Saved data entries
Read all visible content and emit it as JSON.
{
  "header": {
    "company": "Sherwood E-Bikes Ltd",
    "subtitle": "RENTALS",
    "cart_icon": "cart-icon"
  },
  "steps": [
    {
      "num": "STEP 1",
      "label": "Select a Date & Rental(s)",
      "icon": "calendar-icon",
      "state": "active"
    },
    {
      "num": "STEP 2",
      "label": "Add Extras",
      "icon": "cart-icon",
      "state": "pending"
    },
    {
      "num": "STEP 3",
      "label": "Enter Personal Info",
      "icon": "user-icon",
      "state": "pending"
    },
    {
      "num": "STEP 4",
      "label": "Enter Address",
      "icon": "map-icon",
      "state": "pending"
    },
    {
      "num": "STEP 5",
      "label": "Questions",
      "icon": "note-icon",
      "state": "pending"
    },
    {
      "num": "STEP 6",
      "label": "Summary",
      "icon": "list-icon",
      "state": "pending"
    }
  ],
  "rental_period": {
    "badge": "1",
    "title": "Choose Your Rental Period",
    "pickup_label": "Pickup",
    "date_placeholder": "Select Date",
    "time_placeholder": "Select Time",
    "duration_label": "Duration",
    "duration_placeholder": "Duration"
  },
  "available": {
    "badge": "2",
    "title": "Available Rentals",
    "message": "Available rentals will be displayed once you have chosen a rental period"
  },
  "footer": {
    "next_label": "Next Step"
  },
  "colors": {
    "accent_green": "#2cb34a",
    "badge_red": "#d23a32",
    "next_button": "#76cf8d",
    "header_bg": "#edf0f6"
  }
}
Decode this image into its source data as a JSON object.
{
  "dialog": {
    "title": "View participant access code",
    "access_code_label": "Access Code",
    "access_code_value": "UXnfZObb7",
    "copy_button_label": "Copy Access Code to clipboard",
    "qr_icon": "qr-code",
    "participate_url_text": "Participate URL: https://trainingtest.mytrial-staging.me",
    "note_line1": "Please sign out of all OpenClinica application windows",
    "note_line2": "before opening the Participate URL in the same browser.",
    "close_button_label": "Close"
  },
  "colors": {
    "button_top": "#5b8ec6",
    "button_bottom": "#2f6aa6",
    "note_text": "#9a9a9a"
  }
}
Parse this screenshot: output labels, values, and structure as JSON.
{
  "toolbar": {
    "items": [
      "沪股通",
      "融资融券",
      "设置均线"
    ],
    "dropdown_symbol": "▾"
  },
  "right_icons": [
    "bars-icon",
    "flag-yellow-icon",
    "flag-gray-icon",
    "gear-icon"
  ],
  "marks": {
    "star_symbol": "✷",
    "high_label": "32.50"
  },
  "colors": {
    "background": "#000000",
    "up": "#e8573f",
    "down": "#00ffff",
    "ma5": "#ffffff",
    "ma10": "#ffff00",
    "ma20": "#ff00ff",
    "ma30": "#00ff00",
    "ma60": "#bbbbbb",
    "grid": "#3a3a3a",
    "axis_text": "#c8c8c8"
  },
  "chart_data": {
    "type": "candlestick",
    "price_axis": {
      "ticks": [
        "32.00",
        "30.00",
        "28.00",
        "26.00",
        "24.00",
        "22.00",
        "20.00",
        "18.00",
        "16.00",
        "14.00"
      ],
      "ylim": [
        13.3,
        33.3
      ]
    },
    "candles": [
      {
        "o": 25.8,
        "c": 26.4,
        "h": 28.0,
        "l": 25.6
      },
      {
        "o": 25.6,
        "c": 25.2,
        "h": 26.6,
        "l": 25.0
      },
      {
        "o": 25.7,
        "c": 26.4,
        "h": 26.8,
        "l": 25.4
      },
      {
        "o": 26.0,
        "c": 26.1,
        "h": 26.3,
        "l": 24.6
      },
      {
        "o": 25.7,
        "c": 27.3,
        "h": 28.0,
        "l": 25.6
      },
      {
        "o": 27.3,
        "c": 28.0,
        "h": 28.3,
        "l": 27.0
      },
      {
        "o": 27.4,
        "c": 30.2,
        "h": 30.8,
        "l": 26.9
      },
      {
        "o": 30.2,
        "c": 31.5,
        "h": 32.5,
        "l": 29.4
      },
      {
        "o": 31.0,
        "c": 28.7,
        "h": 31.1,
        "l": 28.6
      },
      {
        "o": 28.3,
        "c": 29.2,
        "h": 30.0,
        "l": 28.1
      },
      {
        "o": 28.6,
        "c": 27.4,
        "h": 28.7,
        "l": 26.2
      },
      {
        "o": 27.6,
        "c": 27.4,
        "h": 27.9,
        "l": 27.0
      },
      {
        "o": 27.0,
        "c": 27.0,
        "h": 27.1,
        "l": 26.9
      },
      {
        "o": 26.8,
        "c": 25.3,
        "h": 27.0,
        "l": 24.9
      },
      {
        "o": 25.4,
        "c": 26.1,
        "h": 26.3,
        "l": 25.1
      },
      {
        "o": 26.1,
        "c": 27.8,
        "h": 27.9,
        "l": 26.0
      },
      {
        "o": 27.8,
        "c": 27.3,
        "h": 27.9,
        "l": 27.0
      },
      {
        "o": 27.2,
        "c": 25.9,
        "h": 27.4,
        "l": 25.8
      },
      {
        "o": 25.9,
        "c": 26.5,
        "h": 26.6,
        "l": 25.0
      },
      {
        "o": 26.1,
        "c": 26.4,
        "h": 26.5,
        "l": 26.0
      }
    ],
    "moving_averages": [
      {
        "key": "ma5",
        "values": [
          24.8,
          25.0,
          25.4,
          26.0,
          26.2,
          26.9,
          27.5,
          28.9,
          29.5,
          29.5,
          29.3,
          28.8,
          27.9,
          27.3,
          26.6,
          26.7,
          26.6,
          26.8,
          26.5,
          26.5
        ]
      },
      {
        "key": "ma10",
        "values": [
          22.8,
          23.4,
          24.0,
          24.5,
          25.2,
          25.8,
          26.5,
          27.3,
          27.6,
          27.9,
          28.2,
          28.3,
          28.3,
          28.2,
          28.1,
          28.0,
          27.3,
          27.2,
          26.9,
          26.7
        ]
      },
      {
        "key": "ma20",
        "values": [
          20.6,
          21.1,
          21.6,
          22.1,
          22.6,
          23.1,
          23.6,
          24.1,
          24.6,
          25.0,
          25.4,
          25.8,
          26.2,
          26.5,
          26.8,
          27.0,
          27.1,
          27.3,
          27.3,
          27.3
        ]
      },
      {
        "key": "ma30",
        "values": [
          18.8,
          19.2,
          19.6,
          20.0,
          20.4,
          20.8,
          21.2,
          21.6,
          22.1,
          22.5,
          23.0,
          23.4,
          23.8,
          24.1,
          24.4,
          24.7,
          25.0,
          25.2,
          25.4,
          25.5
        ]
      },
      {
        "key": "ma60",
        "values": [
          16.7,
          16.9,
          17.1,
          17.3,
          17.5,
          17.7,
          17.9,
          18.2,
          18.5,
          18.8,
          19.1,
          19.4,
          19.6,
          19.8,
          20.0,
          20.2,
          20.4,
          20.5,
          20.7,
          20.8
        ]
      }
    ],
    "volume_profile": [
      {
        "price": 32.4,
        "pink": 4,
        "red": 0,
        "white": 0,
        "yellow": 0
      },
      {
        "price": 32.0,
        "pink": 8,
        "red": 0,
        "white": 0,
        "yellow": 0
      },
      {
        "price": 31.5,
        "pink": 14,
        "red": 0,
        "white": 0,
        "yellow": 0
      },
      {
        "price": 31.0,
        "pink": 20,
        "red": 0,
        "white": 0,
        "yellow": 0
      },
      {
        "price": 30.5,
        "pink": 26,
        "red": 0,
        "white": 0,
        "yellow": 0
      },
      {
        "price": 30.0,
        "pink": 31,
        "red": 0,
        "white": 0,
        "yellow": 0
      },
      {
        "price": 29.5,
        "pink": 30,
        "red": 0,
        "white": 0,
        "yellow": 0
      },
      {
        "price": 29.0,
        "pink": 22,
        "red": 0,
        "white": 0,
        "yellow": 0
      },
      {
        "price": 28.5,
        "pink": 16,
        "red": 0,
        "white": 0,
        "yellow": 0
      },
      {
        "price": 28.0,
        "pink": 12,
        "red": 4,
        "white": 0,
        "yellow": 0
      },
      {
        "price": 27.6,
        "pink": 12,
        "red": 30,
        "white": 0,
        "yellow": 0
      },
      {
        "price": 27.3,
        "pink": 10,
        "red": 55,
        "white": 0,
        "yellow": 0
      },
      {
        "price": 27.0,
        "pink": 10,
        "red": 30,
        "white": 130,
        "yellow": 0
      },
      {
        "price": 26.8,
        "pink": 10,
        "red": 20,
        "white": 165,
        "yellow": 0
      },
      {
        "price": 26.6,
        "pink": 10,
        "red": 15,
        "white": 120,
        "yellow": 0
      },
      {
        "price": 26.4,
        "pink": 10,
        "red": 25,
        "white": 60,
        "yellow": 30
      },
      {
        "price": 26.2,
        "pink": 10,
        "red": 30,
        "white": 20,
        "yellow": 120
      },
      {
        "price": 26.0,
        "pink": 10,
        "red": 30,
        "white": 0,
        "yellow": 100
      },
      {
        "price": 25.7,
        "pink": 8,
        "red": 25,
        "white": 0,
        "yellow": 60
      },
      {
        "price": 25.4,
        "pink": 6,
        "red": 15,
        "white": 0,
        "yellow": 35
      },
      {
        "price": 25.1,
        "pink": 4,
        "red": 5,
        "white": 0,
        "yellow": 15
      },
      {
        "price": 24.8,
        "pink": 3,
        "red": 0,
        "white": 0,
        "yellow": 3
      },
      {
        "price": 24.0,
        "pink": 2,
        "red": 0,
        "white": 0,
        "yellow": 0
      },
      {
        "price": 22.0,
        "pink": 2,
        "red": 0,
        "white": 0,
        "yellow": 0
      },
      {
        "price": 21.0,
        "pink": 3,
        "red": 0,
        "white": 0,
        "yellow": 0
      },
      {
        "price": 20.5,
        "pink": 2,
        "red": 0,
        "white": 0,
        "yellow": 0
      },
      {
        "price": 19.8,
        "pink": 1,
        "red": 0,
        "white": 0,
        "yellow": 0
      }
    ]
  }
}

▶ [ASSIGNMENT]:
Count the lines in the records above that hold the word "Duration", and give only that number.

▶ [OUTPUT BELOW]:
2